Segment Start: SOURCE MATERIAL

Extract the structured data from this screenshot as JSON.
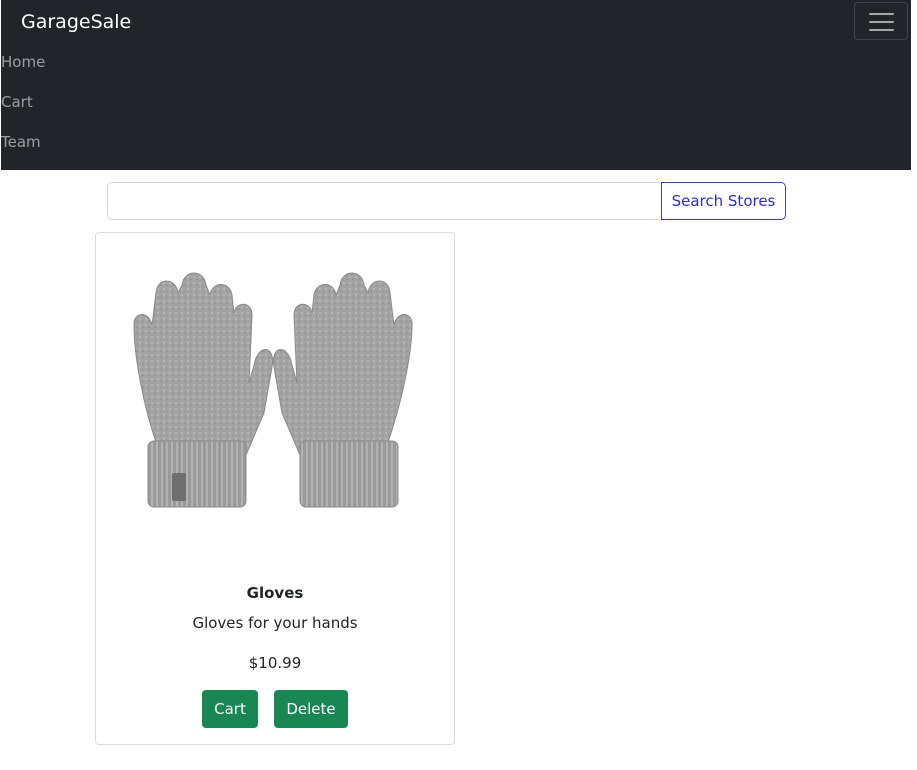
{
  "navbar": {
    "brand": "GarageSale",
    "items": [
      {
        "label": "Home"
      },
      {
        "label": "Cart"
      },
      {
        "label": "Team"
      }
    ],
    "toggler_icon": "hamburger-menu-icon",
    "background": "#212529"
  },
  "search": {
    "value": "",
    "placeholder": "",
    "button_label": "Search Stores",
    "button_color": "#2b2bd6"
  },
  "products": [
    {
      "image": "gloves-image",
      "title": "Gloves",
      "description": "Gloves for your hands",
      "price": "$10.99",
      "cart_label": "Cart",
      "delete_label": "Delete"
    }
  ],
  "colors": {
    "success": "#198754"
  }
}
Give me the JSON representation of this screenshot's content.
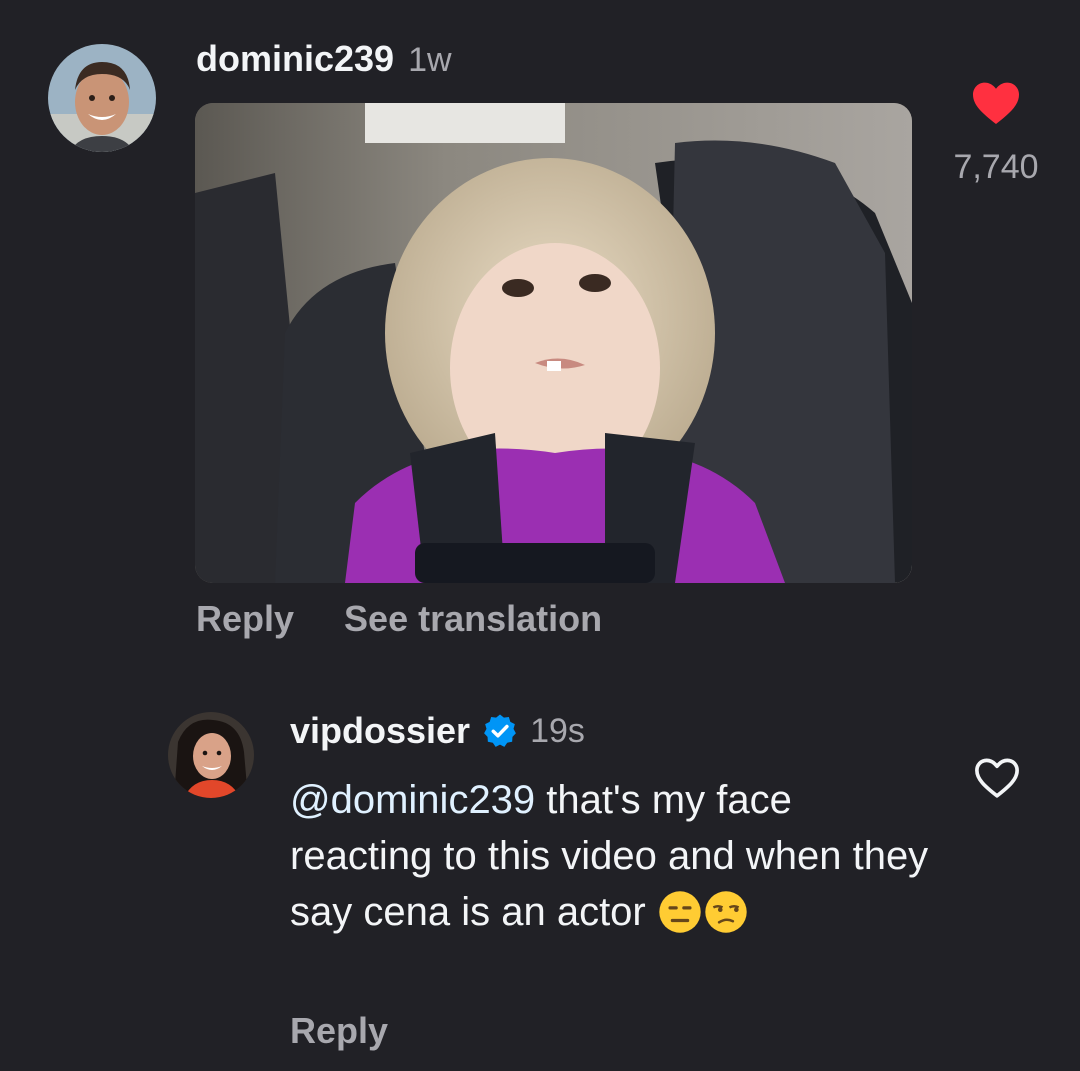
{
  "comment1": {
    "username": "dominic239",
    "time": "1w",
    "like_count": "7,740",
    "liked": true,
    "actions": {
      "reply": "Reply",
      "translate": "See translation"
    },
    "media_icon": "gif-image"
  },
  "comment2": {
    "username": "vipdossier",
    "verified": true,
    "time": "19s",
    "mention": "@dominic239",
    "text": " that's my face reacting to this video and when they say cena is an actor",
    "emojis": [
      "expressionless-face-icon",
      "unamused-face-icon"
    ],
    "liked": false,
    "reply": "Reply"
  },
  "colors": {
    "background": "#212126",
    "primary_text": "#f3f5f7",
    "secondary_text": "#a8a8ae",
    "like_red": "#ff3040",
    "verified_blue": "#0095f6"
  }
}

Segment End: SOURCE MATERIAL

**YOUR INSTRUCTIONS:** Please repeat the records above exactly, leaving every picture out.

**RESULT OF THE EXERCISE:**
Extract the structured data from this screenshot as JSON.
{
  "navbar": {
    "brand": "GarageSale",
    "items": [
      {
        "label": "Home"
      },
      {
        "label": "Cart"
      },
      {
        "label": "Team"
      }
    ],
    "toggler_icon": "hamburger-menu-icon",
    "background": "#212529"
  },
  "search": {
    "value": "",
    "placeholder": "",
    "button_label": "Search Stores",
    "button_color": "#2b2bd6"
  },
  "products": [
    {
      "image": "gloves-image",
      "title": "Gloves",
      "description": "Gloves for your hands",
      "price": "$10.99",
      "cart_label": "Cart",
      "delete_label": "Delete"
    }
  ],
  "colors": {
    "success": "#198754"
  }
}
Give me the JSON representation of this screenshot's content.
{
  "comment1": {
    "username": "dominic239",
    "time": "1w",
    "like_count": "7,740",
    "liked": true,
    "actions": {
      "reply": "Reply",
      "translate": "See translation"
    },
    "media_icon": "gif-image"
  },
  "comment2": {
    "username": "vipdossier",
    "verified": true,
    "time": "19s",
    "mention": "@dominic239",
    "text": " that's my face reacting to this video and when they say cena is an actor",
    "emojis": [
      "expressionless-face-icon",
      "unamused-face-icon"
    ],
    "liked": false,
    "reply": "Reply"
  },
  "colors": {
    "background": "#212126",
    "primary_text": "#f3f5f7",
    "secondary_text": "#a8a8ae",
    "like_red": "#ff3040",
    "verified_blue": "#0095f6"
  }
}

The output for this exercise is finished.